I’m not normally a fan of remakes, especially so soon after the original, but I want someone to remake Paul Scheuring’s remake of the 2001 German psychological thriller, The Experiment, right now, even though the straight-to-DVD feature was only released in September. It’s a great premise for a movie, and for the most part, features a strong cast. I only wish that someone had taken the original German movie, which itself was based on an actual 1971 experiment, and put some effort and thought into the American remake. The Experiment could’ve been a truly interesting film (and though I haven’t seen it, my guess is that the original German film was); instead, it’s a weak but compelling misfire that befits its straight-to-DVD release.
Adrien Brody and Forrest Whitaker star in The Experiment, two excellent Oscar winning actors who are nevertheless not very much in demand, which means that both end up taking a lot of films below their talent level. I could see why they’d sign on to the pitch for The Experiment; they probably thought their considerable talents could salvage the script. They could not.
Written and directed by Scheuring, who knows his way around prisons — having created and written “Prison Break” for Fox — the setup for The Experiment is intriguing. Twenty-six men are chosen to participate in the roles of guards and prisoners in a psychological study inside a make-shift prison. Two-thirds of the men are assigned as prisoners (and Adrien Brody’s #77 rises to become their leader), while the other one-third are assigned as guards, where Forrest Whitaker’s Barris becomes their leader.

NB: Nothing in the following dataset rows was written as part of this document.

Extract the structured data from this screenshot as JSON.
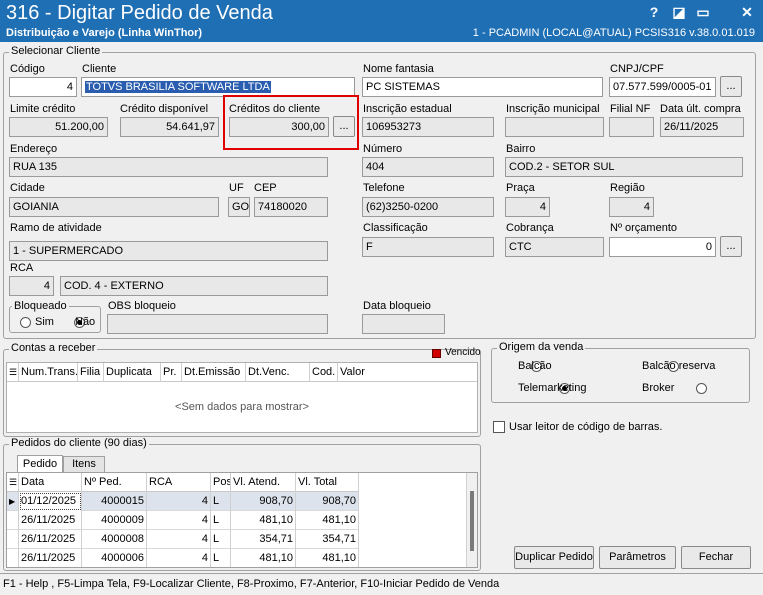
{
  "window": {
    "title": "316 - Digitar Pedido de Venda",
    "subtitle": "Distribuição e Varejo (Linha WinThor)",
    "info": "1 - PCADMIN (LOCAL@ATUAL)   PCSIS316  v.38.0.01.019",
    "help": "?",
    "restore": "◪",
    "minimize": "▭",
    "close": "✕"
  },
  "cliente": {
    "group_label": "Selecionar Cliente",
    "codigo_label": "Código",
    "codigo": "4",
    "cliente_label": "Cliente",
    "cliente": "TOTVS BRASILIA SOFTWARE LTDA",
    "fantasia_label": "Nome fantasia",
    "fantasia": "PC SISTEMAS",
    "cnpj_label": "CNPJ/CPF",
    "cnpj": "07.577.599/0005-01",
    "limite_label": "Limite crédito",
    "limite": "51.200,00",
    "disp_label": "Crédito disponível",
    "disp": "54.641,97",
    "creditos_label": "Créditos do cliente",
    "creditos": "300,00",
    "ie_label": "Inscrição estadual",
    "ie": "106953273",
    "im_label": "Inscrição municipal",
    "im": "",
    "filial_label": "Filial NF",
    "filial": "",
    "data_ult_label": "Data últ. compra",
    "data_ult": "26/11/2025",
    "endereco_label": "Endereço",
    "endereco": "RUA 135",
    "numero_label": "Número",
    "numero": "404",
    "bairro_label": "Bairro",
    "bairro": "COD.2 - SETOR SUL",
    "cidade_label": "Cidade",
    "cidade": "GOIANIA",
    "uf_label": "UF",
    "uf": "GO",
    "cep_label": "CEP",
    "cep": "74180020",
    "telefone_label": "Telefone",
    "telefone": "(62)3250-0200",
    "praca_label": "Praça",
    "praca": "4",
    "regiao_label": "Região",
    "regiao": "4",
    "ramo_label": "Ramo de atividade",
    "ramo": "1 - SUPERMERCADO",
    "classif_label": "Classificação",
    "classif": "F",
    "cobranca_label": "Cobrança",
    "cobranca": "CTC",
    "orcamento_label": "Nº orçamento",
    "orcamento": "0",
    "rca_label": "RCA",
    "rca_cod": "4",
    "rca_nome": "COD. 4 - EXTERNO",
    "bloqueado_label": "Bloqueado",
    "sim_label": "Sim",
    "nao_label": "Não",
    "obs_label": "OBS bloqueio",
    "obs": "",
    "data_bloq_label": "Data bloqueio",
    "data_bloq": "",
    "ellipsis": "..."
  },
  "contas": {
    "label": "Contas a receber",
    "vencido_label": "Vencido",
    "vencido_color": "#d00000",
    "columns": [
      "Num.Trans.V",
      "Filia",
      "Duplicata",
      "Pr.",
      "Dt.Emissão",
      "Dt.Venc.",
      "Cod.",
      "Valor"
    ],
    "empty": "<Sem dados para mostrar>"
  },
  "origem": {
    "label": "Origem da venda",
    "balcao": "Balcão",
    "balcao_reserva": "Balcão reserva",
    "telemarketing": "Telemarketing",
    "broker": "Broker"
  },
  "leitor_label": "Usar leitor de código de barras.",
  "pedidos": {
    "label": "Pedidos do cliente (90 dias)",
    "tab_pedido": "Pedido",
    "tab_itens": "Itens",
    "columns": [
      "Data",
      "Nº Ped.",
      "RCA",
      "Pos",
      "Vl. Atend.",
      "Vl. Total"
    ],
    "rows": [
      [
        "01/12/2025",
        "4000015",
        "4",
        "L",
        "908,70",
        "908,70"
      ],
      [
        "26/11/2025",
        "4000009",
        "4",
        "L",
        "481,10",
        "481,10"
      ],
      [
        "26/11/2025",
        "4000008",
        "4",
        "L",
        "354,71",
        "354,71"
      ],
      [
        "26/11/2025",
        "4000006",
        "4",
        "L",
        "481,10",
        "481,10"
      ]
    ]
  },
  "buttons": {
    "duplicar": "Duplicar Pedido",
    "parametros": "Parâmetros",
    "fechar": "Fechar"
  },
  "status": "F1 - Help , F5-Limpa Tela, F9-Localizar Cliente, F8-Proximo, F7-Anterior, F10-Iniciar Pedido de Venda"
}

The rules are simple: The experiment is to last 14 days. If there is any physical violence, the experiment will end and the participants would forfeit the $14,000 they would be owed for completing the experiment. Nothing from the outside is allowed in, and the guards are charged with keeping the prisoners in line by whatever means necessary, short of violence. If the prisoners act out, they are to be punished. Failure to punish ends the experiment. The small wrinkle here is that Adrien Brody’s character is a war-protesting pacifist, while Forest Whitaker’s Barris is a fundamentalist Christian. Also, everyone really needs the money. So really honest, peaceful people who need cash. What could go wrong?
You can see where the film already lack subtlety. Cam Gigandget plays another one of the guards, a nymphomaniac deprived of sex for two weeks, and Clifton Collins, Jr. plays another one of the prisoners, a man who has experience in an actual prison. There’s also a Piggy, a nerdy graphic novelist with diabetes who is not allowed to bring in his insulin. The push and pull between all the characters is between individual pride and their collective desire to be paid.
It’s essentially Lord of the Flies set in a prison. Strike that: It wants to be Lord of the Flies set in a prison. Unfortunately, the script is heavy-handed, exposition heavy, and the characters feel compelled to remind us every goddamn 30 seconds that, if you don’t follow the rules, you don’t get paid. Either Scheuring doesn’t trust that his audience is smart enough to follow the premise, or he’s not smart enough to execute it properly. In either respect, aside from the atrocious dialogue and the completely unnecessary Maggie Grace bookends (she’s Brody’s tepid love interest, for whom he’s doing the social experiment), Schuester does a decent job of setting up his chess game. Unfortunately, he quickly loses patience, turns his chess game into one of checkers, loses patience again, throws the chess board on the floor, and storms off like a petulant goddamn child.
If only he’d taken more time, worked on the script, trusted his audience, and let the entire experiment play out naturally, the The Experiment could’ve been worth somehting more than it’s ability to provoke curiosity about the original. Unfortunately, Scheuster’s film is little more than a wasted idea, forgettable performances from Brody and Whitaker, and a movie that’s about as good as the DVD cover looks:
(Hat Tip to Jessika for bringing the movie to my attention)